REQUIREMENT: Repeat the listing in full. Nothing may be added or left out.

═══ RECORDS TO PROCESS ═══

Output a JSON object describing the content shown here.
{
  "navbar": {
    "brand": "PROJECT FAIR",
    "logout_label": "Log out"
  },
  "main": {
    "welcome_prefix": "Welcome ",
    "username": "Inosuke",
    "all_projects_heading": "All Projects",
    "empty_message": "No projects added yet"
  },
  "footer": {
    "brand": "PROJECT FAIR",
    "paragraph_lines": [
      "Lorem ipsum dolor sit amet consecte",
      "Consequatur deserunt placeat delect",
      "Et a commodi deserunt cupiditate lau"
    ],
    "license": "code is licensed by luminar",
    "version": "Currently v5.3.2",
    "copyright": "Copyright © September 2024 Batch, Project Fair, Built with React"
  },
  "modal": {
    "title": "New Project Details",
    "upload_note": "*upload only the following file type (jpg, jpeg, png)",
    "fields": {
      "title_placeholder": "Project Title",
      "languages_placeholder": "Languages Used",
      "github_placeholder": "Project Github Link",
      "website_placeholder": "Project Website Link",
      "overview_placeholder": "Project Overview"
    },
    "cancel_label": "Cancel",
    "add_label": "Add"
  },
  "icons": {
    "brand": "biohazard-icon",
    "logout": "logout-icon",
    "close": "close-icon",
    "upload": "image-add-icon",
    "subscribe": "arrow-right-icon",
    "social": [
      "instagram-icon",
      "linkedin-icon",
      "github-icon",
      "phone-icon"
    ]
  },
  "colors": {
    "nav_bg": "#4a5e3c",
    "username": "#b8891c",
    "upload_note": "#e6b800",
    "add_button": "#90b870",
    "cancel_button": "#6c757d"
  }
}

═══

SOLUTION FOR THIS EXERCISE:
Output a JSON object describing the content shown here.
{
  "navbar": {
    "brand": "PROJECT FAIR",
    "logout_label": "Log out"
  },
  "main": {
    "welcome_prefix": "Welcome ",
    "username": "Inosuke",
    "all_projects_heading": "All Projects",
    "empty_message": "No projects added yet"
  },
  "footer": {
    "brand": "PROJECT FAIR",
    "paragraph_lines": [
      "Lorem ipsum dolor sit amet consecte",
      "Consequatur deserunt placeat delect",
      "Et a commodi deserunt cupiditate lau"
    ],
    "license": "code is licensed by luminar",
    "version": "Currently v5.3.2",
    "copyright": "Copyright © September 2024 Batch, Project Fair, Built with React"
  },
  "modal": {
    "title": "New Project Details",
    "upload_note": "*upload only the following file type (jpg, jpeg, png)",
    "fields": {
      "title_placeholder": "Project Title",
      "languages_placeholder": "Languages Used",
      "github_placeholder": "Project Github Link",
      "website_placeholder": "Project Website Link",
      "overview_placeholder": "Project Overview"
    },
    "cancel_label": "Cancel",
    "add_label": "Add"
  },
  "icons": {
    "brand": "biohazard-icon",
    "logout": "logout-icon",
    "close": "close-icon",
    "upload": "image-add-icon",
    "subscribe": "arrow-right-icon",
    "social": [
      "instagram-icon",
      "linkedin-icon",
      "github-icon",
      "phone-icon"
    ]
  },
  "colors": {
    "nav_bg": "#4a5e3c",
    "username": "#b8891c",
    "upload_note": "#e6b800",
    "add_button": "#90b870",
    "cancel_button": "#6c757d"
  }
}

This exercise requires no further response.